“Every breath you take, every move you make, every step you take, I’ll be watching you.” Sound familiar? You may recognize the lyrics performed by the 80’s British rock band, The Police. But as the availability and use of wearable technology climbs, those well-known lyrics seem particularly relevant.
Dr. Thomas M. Krummel, co-director of the Stanford Byers Center for Biodesign, writes that “... the general principle of ubiquitous wearable computers bodes well for our future ability to measure, track, and understand patient physiological data and behavior both in the hospital and at home. The ability to capture that data, apply machine learning to evolving trends, and alert patients, nurses, and physicians instantaneously is powerful.”
Wearable Technology Goes Mainstream
Wearable technology isn’t new. After all, glasses are, in their own way, wearable technology, and they were invented back in 1286. But if you’re talking about biometric trackers (and we are), you have to leap forward 720 years to 2006, when Nike and Apple collaborated on the Nike+ fitness tracking kit that used a tracker embedded in a shoe to display time, distance, pace and calories burned during a workout on an iPod Nano screen.
Fast forward to 2019, and wearable technology has become both more powerful and more economical. According to a report from GlobalData, the wearable technology market share grew to $23 billion in 2018 and should hit $54 billion by 2023. Regarding these findings, Roxanne Balfe, MSc, digital healthcare analyst at GlobalData, said, “Within five to ten years, it is expected that these devices in healthcare will become more disease-specific with therapeutic and diagnostic capabilities that will ultimately lower costs and increase efficiencies, moving towards a preventative model of healthcare.”
The wide-spread availability and adoption of wearable technology opens doors of opportunity for healthcare providers and consumers alike.
- Healthcare providers can use out-of-office patient monitoring to spot signs of a decline in health or the potential for an adverse health event.
- Both providers and patients can benefit from using wearables to indicate the need for health interventions earlier, which can reduce costs and improve health outcomes.
- Healthcare consumers can use wearables to track and meet fitness goals for additional wellness benefits.
Take the treatment of diabetes. Wearable technology like insulin pumps and continuous glucose monitors (CGMs) provide valuable round-the-clock data that healthcare providers can use to fine-tune care plans.
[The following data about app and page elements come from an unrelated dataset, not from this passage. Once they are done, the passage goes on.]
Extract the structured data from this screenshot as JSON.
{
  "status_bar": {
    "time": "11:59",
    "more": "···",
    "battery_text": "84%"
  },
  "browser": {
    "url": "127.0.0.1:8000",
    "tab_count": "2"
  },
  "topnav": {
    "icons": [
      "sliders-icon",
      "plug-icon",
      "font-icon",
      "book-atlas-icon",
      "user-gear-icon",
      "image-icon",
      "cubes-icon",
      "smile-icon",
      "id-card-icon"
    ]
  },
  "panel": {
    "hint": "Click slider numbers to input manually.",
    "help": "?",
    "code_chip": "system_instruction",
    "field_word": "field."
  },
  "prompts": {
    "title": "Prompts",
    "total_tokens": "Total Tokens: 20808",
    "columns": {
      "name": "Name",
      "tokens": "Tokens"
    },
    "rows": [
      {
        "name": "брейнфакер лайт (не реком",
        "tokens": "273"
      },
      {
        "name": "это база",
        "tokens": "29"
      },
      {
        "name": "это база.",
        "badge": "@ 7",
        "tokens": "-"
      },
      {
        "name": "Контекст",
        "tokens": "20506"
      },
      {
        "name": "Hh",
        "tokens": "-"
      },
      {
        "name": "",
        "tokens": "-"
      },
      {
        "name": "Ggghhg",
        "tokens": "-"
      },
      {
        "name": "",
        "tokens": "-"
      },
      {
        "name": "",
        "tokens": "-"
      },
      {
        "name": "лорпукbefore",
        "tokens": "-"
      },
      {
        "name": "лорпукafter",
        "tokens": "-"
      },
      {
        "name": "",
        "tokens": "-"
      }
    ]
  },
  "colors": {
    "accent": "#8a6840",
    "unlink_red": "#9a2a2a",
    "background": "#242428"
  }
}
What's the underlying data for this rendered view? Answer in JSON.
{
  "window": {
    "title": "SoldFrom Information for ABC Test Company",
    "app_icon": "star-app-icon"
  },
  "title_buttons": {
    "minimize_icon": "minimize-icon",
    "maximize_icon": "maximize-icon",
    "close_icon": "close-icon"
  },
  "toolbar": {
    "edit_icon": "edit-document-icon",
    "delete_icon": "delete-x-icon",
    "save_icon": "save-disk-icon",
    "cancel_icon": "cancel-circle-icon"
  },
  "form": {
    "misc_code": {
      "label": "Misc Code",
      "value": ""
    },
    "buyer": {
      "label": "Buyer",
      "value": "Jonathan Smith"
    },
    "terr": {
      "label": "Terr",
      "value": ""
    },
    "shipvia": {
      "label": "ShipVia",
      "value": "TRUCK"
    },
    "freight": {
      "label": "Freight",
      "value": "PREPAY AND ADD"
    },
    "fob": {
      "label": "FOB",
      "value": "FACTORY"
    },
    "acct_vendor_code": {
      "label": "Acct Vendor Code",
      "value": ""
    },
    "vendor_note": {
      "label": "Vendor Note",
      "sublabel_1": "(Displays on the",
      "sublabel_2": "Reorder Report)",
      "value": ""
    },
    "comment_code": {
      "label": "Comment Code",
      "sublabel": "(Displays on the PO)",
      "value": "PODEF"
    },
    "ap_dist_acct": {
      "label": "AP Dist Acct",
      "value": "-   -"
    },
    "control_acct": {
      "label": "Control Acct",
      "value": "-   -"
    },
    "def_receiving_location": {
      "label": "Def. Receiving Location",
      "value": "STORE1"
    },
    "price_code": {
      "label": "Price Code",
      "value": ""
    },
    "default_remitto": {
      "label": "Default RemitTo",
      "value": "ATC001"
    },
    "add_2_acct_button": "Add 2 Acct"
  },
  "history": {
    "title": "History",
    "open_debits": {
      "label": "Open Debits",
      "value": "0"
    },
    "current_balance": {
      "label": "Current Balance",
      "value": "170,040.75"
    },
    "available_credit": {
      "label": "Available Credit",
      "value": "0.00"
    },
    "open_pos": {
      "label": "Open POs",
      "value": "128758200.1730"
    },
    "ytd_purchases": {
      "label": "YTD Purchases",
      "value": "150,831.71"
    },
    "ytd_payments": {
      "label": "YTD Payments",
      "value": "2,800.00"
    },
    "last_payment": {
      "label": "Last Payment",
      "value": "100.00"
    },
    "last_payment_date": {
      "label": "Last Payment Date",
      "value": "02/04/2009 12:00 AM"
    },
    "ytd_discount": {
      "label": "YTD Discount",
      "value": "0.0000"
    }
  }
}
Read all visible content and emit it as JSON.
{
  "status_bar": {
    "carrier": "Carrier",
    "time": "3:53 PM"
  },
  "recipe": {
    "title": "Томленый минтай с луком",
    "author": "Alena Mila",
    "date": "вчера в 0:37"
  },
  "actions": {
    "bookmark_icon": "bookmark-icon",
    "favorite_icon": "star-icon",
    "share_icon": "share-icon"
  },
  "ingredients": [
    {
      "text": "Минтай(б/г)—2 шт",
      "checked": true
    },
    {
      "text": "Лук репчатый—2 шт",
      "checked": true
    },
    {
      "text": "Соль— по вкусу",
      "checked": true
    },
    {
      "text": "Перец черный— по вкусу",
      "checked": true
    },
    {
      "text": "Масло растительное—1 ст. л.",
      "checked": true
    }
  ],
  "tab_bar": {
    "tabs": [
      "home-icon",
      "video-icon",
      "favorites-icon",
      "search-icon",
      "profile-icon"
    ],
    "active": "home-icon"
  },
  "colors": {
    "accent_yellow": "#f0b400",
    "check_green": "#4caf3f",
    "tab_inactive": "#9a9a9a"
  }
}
Then patients can also use smart watches or trackers to log activities, monitor pulse rates, track sleep habits and receive medication reminders to improve adherence with their chronic disease management plan.
Psychographic Segmentation Identifies Likely Users of Wearable Tech
How do you know which patients are ready — and willing — to use wearable healthcare technology? Nearly 57 million Americans used wearable technology at least once a month in 2019. Tech-loving Millennials represent the largest group of wearable users at 38 percent, but older Americans have displayed growing interest.
In the past four years, the percent of wearable technology users that are ages 55 to 64 have more than doubled from 6.5 percent to 13.2 percent. Still, the overall number represents only one-in-four people in America, so healthcare providers need to better understand who the most likely users are — and age won’t tell the whole story.
Psychographic segmentation can provide insights into which healthcare consumers are more likely to use wearable technology and be willing to share the data with physicians, hospitals or health insurers. For example, the PatientBond 2018 Consumer Diagnostic Study reveals:
- Self Achievers are statistically more likely than any other segment to Agree or Strongly Agree that they are willing to share personal information from smartphones or wearables with a personal physician (73 percent), hospital (59 percent).
- Enthusiasm for sharing wearable data with health insurance providers is lower overall among all segments — both on Agree and Disagree sides.
Psychographic segmentation also enables healthcare organizations to understand how consumers approach health and wellness — what motivates them, how they want to communicate with providers.
By modifying messages to speak to these unique differences — goal setting for Self Achievers versus care options for Balance Seekers — physicians and hospitals strengthen the value of patient communications.
When combined with an automated patient engagement platform, healthcare providers can push highly-relevant messages out to likely wearable technology users via interactive phone calls, emails or text messages to drive engagement and encourage sharing of data — and ultimately achieve the benefits of lower costs and better health outcomes that patients and providers are looking for.
For more on psychographic segmentation and how the PatientBond platform can help your hospital, urgent care center or private practice increase its market share, download our whitepaper.